The Cincinnati Reds are falling apart quickly. In an uncharacteristic move, Reds team president Walt Jocketty showed a rare glimpse of his emotions. Pitching coach Mark Riggins was fired, on Monday. The move came amid swirls of rumors that something was going to happen. With the Reds in the midst of a horrendous season, Riggins’ firing could be the start of more changes. Could manager Bryan Price be next?
It’s no secret that the Reds have been struggling. The 2016 season has been one that the players and fans would like to forget. The removal of Riggins was surprising but not unwarranted. Something had to be done. The Reds pitching staff is in utter disarray. The dreaded word “rebuilding” has been the saving grace for the Redlegs, since the 2016 campaign began. With performances getting worse, it seemed like the logical move to make.
The problem goes deeper than just the pitching staff. The Reds have been floundering along, since Bryan Price replaced Dusty Baker as manager. In his stint with the Reds, Price hasn’t led the team over the.500 mark. Cincinnati posted a 76-86 record in 2014. The 2015 team sank to 64-98, amid rumors of Price’s dismissal. But Reds brass kept him aboard. That decision has the Reds facing a record number of losses, to end the season.
The prospect of an embarrassing finish leads to the obvious question of Price’s return.
“Right now, we’ve just got to go into the second half and keep improving as best we can and developing these young players,” Jocketty explained via Fox Sports. “We have seen improvement throughout the season. We’ve just got to continue to do that and take a positive approach and keep guys from losing confidence.”
The Reds are going through multiple changes on all fronts. The starting rotation was supposed to be the gem that helped right the ship. But, Reds faithful have been severely disappointed. Both the starters and bullpen are on par to shatter the Major League record for homers. Per the Cincinnati Enquirer, the Reds’ arms are threatening to give up 288 home runs. That mark will destroy records set by the Detroit Tigers and Colorado Rockies.
If the Reds aren’t moving towards firing Price, it’s a serious message. Seeing that the Reds are halfway through the season, the inevitable may be delayed until the final out of the year. Usually, the manager gets the blame for anything negative. In the case of Price, the majority of the slide is on him. Reds fanatics have seen a contending team transformed into the third worst team in baseball.
Just over two years ago, the Reds finished 90-72 and were a sound unit. Under the direction of Price and Jocketty, the Redlegs are no better than a sub.500 team. With Price faltering as the pitching guru, what other recourse does the Reds organization have? Part of the rationale for keeping him as manager was the development of the young arms. Suddenly, that burden may be on shoulders of bullpen coach Mack Jenkins.
“Unfortunately, the pitching on our big league staff has not improved over the course of the season as we had hoped,” Jocketty said in a statement.
“It is time for a new voice.”
With the performance of the Reds on the field and on the mound, the next new voice may be in the form of manager.

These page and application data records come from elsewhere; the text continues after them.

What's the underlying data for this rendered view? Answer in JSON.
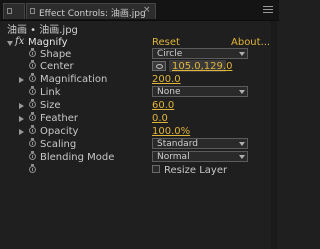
{
  "tabs": {
    "main_label": "Effect Controls: 油画.jpg",
    "close_glyph": "×"
  },
  "breadcrumb": "油画 • 油画.jpg",
  "effect": {
    "fx_glyph": "fx",
    "name": "Magnify",
    "reset_label": "Reset",
    "about_label": "About..."
  },
  "properties": [
    {
      "label": "Shape",
      "type": "dropdown",
      "value": "Circle"
    },
    {
      "label": "Center",
      "type": "point",
      "value": "105.0,129.0"
    },
    {
      "label": "Magnification",
      "type": "number",
      "value": "200.0"
    },
    {
      "label": "Link",
      "type": "dropdown",
      "value": "None"
    },
    {
      "label": "Size",
      "type": "number",
      "value": "60.0"
    },
    {
      "label": "Feather",
      "type": "number",
      "value": "0.0"
    },
    {
      "label": "Opacity",
      "type": "number",
      "value": "100.0%"
    },
    {
      "label": "Scaling",
      "type": "dropdown",
      "value": "Standard"
    },
    {
      "label": "Blending Mode",
      "type": "dropdown",
      "value": "Normal"
    },
    {
      "label": "",
      "type": "checkbox",
      "value": "Resize Layer"
    }
  ],
  "colors": {
    "panel_bg": "#1f1f1f",
    "value_orange": "#e0b53a",
    "text": "#c8c8c8"
  }
}
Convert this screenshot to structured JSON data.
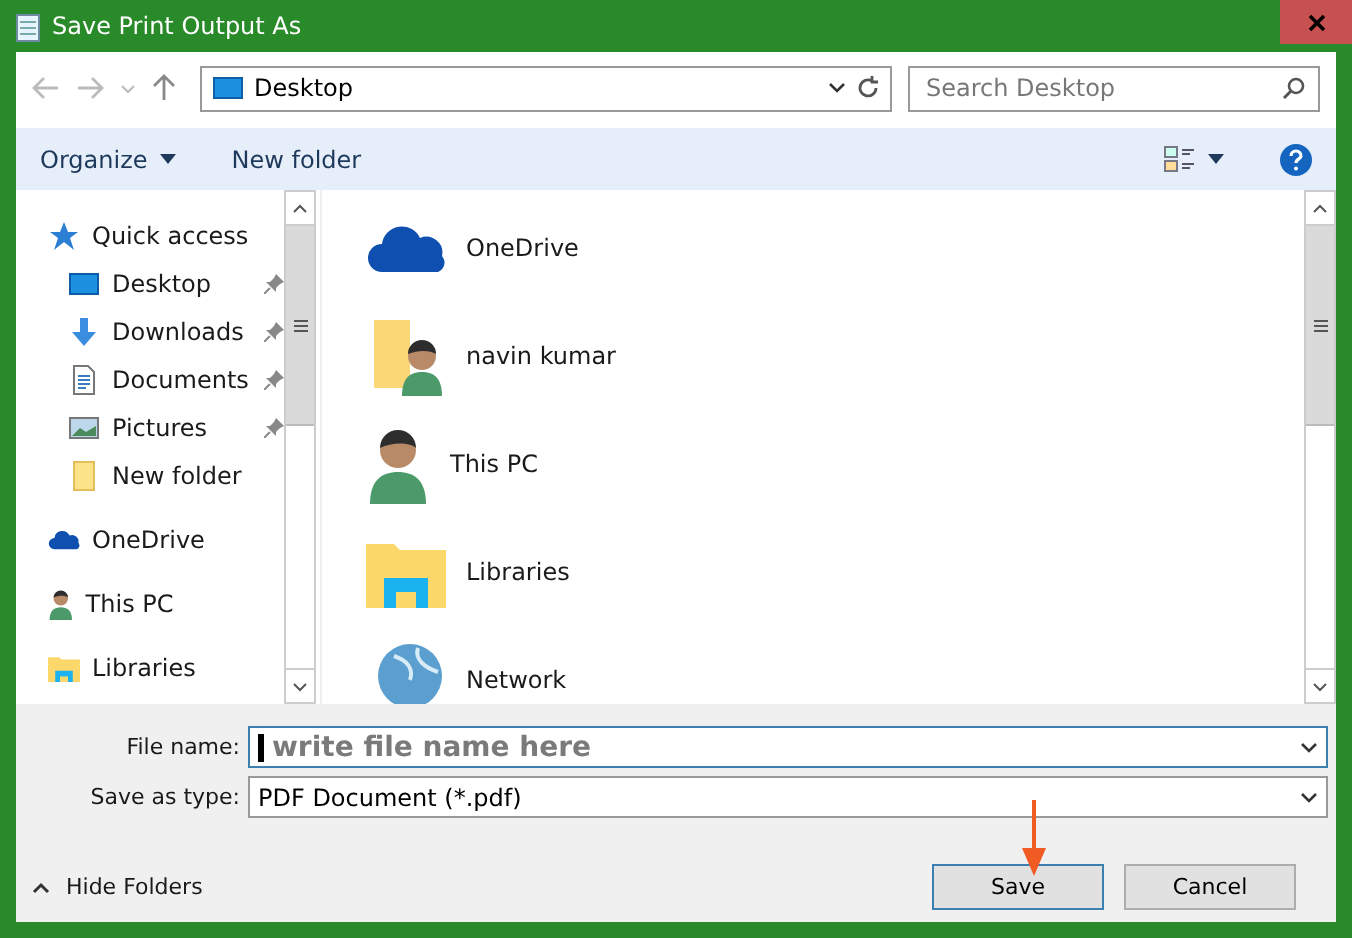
{
  "window": {
    "title": "Save Print Output As"
  },
  "address_bar": {
    "location": "Desktop"
  },
  "search": {
    "placeholder": "Search Desktop"
  },
  "toolbar": {
    "organize": "Organize",
    "new_folder": "New folder"
  },
  "sidebar": {
    "groups": [
      {
        "label": "Quick access",
        "kind": "star",
        "children": [
          {
            "label": "Desktop",
            "kind": "desktop",
            "pinned": true
          },
          {
            "label": "Downloads",
            "kind": "download",
            "pinned": true
          },
          {
            "label": "Documents",
            "kind": "document",
            "pinned": true
          },
          {
            "label": "Pictures",
            "kind": "picture",
            "pinned": true
          },
          {
            "label": "New folder",
            "kind": "folder",
            "pinned": false
          }
        ]
      },
      {
        "label": "OneDrive",
        "kind": "cloud"
      },
      {
        "label": "This PC",
        "kind": "person"
      },
      {
        "label": "Libraries",
        "kind": "library"
      }
    ]
  },
  "items": [
    {
      "label": "OneDrive",
      "kind": "cloud"
    },
    {
      "label": "navin kumar",
      "kind": "user-folder"
    },
    {
      "label": "This PC",
      "kind": "person"
    },
    {
      "label": "Libraries",
      "kind": "library"
    },
    {
      "label": "Network",
      "kind": "globe"
    }
  ],
  "form": {
    "file_name_label": "File name:",
    "file_name_placeholder": "write file name here",
    "type_label": "Save as type:",
    "type_value": "PDF Document (*.pdf)"
  },
  "footer": {
    "hide_folders": "Hide Folders",
    "buttons": [
      {
        "label": "Save",
        "selected": true
      },
      {
        "label": "Cancel",
        "selected": false
      }
    ]
  }
}
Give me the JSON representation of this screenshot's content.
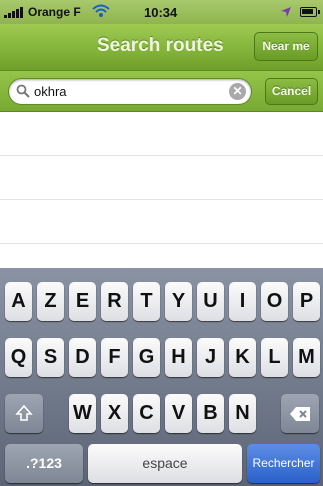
{
  "status_bar": {
    "carrier": "Orange F",
    "time": "10:34"
  },
  "nav_bar": {
    "title": "Search routes",
    "near_me_label": "Near me"
  },
  "search": {
    "value": "okhra",
    "cancel_label": "Cancel"
  },
  "results": {
    "row_count": 3
  },
  "keyboard": {
    "row1": [
      "A",
      "Z",
      "E",
      "R",
      "T",
      "Y",
      "U",
      "I",
      "O",
      "P"
    ],
    "row2": [
      "Q",
      "S",
      "D",
      "F",
      "G",
      "H",
      "J",
      "K",
      "L",
      "M"
    ],
    "row3": [
      "W",
      "X",
      "C",
      "V",
      "B",
      "N"
    ],
    "mode_label": ".?123",
    "space_label": "espace",
    "return_label": "Rechercher"
  },
  "colors": {
    "bar_green": "#84b43a",
    "keyboard_return_blue": "#2a61c9"
  }
}
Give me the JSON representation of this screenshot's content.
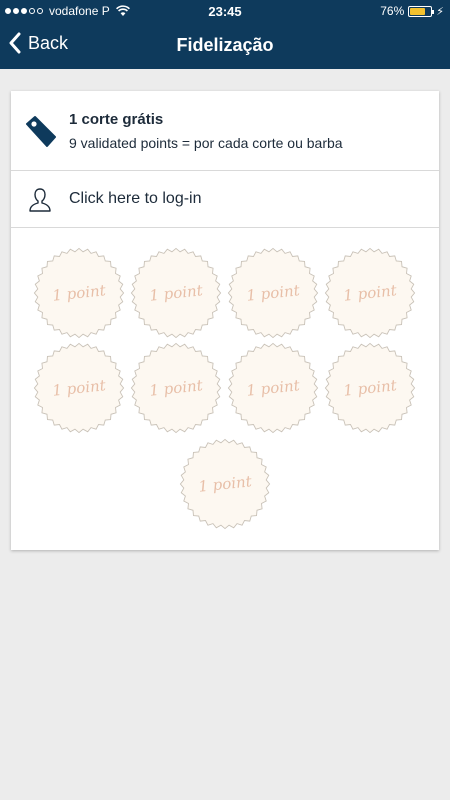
{
  "status_bar": {
    "carrier": "vodafone P",
    "time": "23:45",
    "battery_percent_text": "76%",
    "battery_level": 0.76,
    "signal_filled": 3,
    "signal_total": 5
  },
  "nav": {
    "back_label": "Back",
    "title": "Fidelização"
  },
  "reward": {
    "title": "1 corte grátis",
    "subtitle": "9 validated points = por cada corte ou barba",
    "icon": "tag-icon"
  },
  "login": {
    "label": "Click here to log-in",
    "icon": "user-icon"
  },
  "stamps": [
    {
      "label": "1 point"
    },
    {
      "label": "1 point"
    },
    {
      "label": "1 point"
    },
    {
      "label": "1 point"
    },
    {
      "label": "1 point"
    },
    {
      "label": "1 point"
    },
    {
      "label": "1 point"
    },
    {
      "label": "1 point"
    },
    {
      "label": "1 point"
    }
  ],
  "colors": {
    "header": "#0e3a5c",
    "background": "#ececec",
    "stamp_fill": "#fdf8f1",
    "stamp_text": "#e8bfa8",
    "battery": "#f2c12e"
  }
}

Price has taken the Redlegs from division contenders to bottom dwellers. The confines of Great American Small Park could be graced with a new leader, after the dust settles on 2016.
[Photo by Christian Petersen/Getty Images]